Iris Bourne: Just the impact of buying one article, how that changes these women’s lives. Because they tell [us] all the time how their lives have changed by just being able to work and make money for themselves. It gets them out of these abusive relationships and poverty. And I think people in Laguna think you have to make a big contribution to make a difference, but you actually don’t. It’s just the little things along the way.
KB: We’re trying to go in and give the women money and also have them keep their kids in school. … Education comes with a cost. … The purchase of one yoga bag will keep a child in school for a month.
LBM: Where can The Peace Exchange products be purchased?
KB: We sell our products online via the website. We also wholesale to 15 different locations across the globe; three of those are located in Laguna Beach. If [you’re] looking for yoga bags, they can be found at The Art of Fitness. Beach bags, book bags and [satchels] can be found at Laguna Beach Books, and other products such as napkins … and beach throws can be found at Tuvalu.
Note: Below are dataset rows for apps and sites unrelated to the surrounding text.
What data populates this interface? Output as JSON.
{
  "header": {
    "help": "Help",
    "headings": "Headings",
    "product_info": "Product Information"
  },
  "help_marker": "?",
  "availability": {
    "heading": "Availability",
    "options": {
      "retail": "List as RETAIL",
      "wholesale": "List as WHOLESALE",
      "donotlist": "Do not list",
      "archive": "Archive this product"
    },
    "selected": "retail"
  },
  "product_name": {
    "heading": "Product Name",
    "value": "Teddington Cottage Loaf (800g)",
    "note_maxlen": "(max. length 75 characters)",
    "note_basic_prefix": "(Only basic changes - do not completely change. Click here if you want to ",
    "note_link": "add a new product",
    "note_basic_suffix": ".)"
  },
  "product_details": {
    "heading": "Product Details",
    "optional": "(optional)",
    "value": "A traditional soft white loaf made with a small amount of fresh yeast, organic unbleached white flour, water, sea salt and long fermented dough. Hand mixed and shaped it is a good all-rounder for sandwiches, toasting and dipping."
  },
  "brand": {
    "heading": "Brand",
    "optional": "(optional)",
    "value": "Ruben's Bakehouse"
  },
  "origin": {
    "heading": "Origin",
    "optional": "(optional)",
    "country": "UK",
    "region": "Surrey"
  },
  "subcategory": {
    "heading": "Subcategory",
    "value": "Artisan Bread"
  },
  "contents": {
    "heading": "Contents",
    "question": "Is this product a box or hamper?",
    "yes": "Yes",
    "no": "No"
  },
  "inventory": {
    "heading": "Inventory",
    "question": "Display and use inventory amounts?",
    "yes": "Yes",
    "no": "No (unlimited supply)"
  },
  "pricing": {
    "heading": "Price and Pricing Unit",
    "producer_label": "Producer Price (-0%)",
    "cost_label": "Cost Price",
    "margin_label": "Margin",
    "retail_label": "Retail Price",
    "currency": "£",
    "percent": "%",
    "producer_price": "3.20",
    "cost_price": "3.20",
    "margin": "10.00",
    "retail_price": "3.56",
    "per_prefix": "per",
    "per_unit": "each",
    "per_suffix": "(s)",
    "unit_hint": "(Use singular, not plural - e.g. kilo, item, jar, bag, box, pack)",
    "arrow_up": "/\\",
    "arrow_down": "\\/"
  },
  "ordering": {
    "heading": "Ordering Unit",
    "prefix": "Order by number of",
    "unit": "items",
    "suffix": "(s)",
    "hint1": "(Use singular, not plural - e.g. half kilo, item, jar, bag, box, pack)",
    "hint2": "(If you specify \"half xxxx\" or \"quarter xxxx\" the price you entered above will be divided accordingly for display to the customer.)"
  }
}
LBM: Why are groups like The Peace Exchange important, both socially and economically?
KB: I feel like everyone is a modern-day humanitarian or wants to help. And what we offer with The Peace Exchange … gives people a chance to feel like they’re a part of something bigger.
IB: And I think that’s where the trend is going—where everyone is buying something to improve someone else’s life … and the millennials are at the cutting edge of this. … It’s a completely different way that we’re purchasing products, which is way more healthy.
LBM: You plan to revisit The Peace Exchange’s efforts in Nepal next year. What are your expectations for that operation?
KB: We will work with an orphanage called Chhahari, also founded out of Laguna Beach, and we will work with CDO Nepal, a nonprofit rehabilitating women who have gone through massive trauma. … Jewelry and paper goods will be made.
LBM: As women, how does it feel to be able to help your peers who are in need?
IB: I think women helping women, that is the answer to peace. … If you empower women, you can change the world. Being a mom and being a woman and having two daughters, I think it’s the most important thing I’ll ever do.